HomeNews & PublicationsFeatured StoriesCrash and Learn: APL Torso Model Used in Helicopter Safety Tests 

May 12, 2010

Crash and Learn: APL Torso Model Used in Helicopter Safety Tests

Head and torso injuries are the leading cause of death among individuals involved in helicopter crashes. Although such injuries are routinely studied in automobile accidents, no validated models exist for use in aviation. Over the past year, human-modeling experts from APL’s Biomedicine Business Area have worked with NASA and the Office of the Secretary of Defense to address this challenge, using human surrogates to investigate loads on the body during helicopter crash tests.

APL-developed head and torso models have already supported investigations of dynamic loading events on the body. “With our instrumented human torso, we’ve been able to study the ability of body armor to protect warfighters against blast and ballistic impacts,” explains Andrew Merkle, of APL’s National Security Technology Department. “Sensors are embedded within the torso to quantify the amount of energy transmitted into the body, allowing us to measure the energy-absorption capabilities of the armor.”

Merkle and his team of engineers and materials experts modified the human torso surrogate for use in two full-scale crash tests at NASA Langley’s Landing and Impact Research Facility in Hampton, VA. “This research should lead to changes in engineering design to improve helicopter crashworthiness and occupant protection,” says Merkle, the Program Manager for Biomechanics and Injury Mitigation Systems.

Crash test dummies, including APL’s human torso
model, await a helicopter drop test at NASA
Langley’s Landingand Impact Research Facility.

Smashing Results

In December 2009, NASA researchers dropped a small MD-500 helicopter from 35 feet high to simulate crash conditions. Aboard the aircraft were three crash test dummies and APL’s Human Surrogate Torso Model, an anatomically correct model of an average-sized male made with simulated bones and organs—with sensors used to record their responses during impact.

The helicopter was retrofitted with a honeycomb-like deployable energy absorber (DEA), developed by NASA and designed to cushion the aircraft’s crash. Although the helicopter’s landing gear bent on impact, the DEA kept the craft’s bottom from touching the ground, and the dummies were only slightly battered.

Neither the dummies, nor the craft for that matter, fared as well during the second test in March. During that exercise, the DEA was removed from the helicopter. Once dropped, the helicopter crashed into the concrete, its skid gear collapsed, the windshield shattered, and the “occupants” pitched forward violently, suffering potentially spine-crushing injuries. NASA researchers say the helicopter experienced three times the g-forces recorded in the previous test.

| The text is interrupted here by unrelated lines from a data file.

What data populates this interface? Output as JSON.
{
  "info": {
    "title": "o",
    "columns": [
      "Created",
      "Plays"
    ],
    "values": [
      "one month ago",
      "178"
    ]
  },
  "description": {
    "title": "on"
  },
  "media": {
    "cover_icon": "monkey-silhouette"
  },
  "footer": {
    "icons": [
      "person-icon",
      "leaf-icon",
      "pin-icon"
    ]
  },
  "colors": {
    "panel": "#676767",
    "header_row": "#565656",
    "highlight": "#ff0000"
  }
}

Researchers will use data culled from the sensors in the torso to not only assess injury potential but also validate the models themselves. “We will work with NASA researchers to determine how efficient the deployable energy absorber had been in the earlier test and how much it might help reduce potential occupant injuries,” says project engineer Kyle Ott.

APL’s torso model is strapped up for a sled test.

The team also recreated the crash conditions in APL’s Impact Biomechanics Laboratory, using sled tests to simulate the same impulsive loading and allow the study of multiple test parameters. A finite element model (FEM) of the Human Surrogate Torso Model was developed for incorporation into a full helicopter FEM developed by NASA. “This model will be validated using data generated from the full-scale test and the laboratory crash sled tests.” Merkle explains. A much more detailed model of the torso, with more than 200,000 elements, was developed to study specific injuries. This model will be used to assess the potential mechanisms and loading conditions that lead to certain traumatic injuries, including spine injury and aortic rupture.

APL’s Biomedicine Business Area staff members have conducted crash tests in their own facility for more than 12 years, progressively increasing their expertise in the critical area of impact injuries. Business Area Manager Dexter Smith sees more applications in this area: “This NASA project uses our human surrogate torso technology in a new test environment that could potentially reduce warfighter injuries in the future.”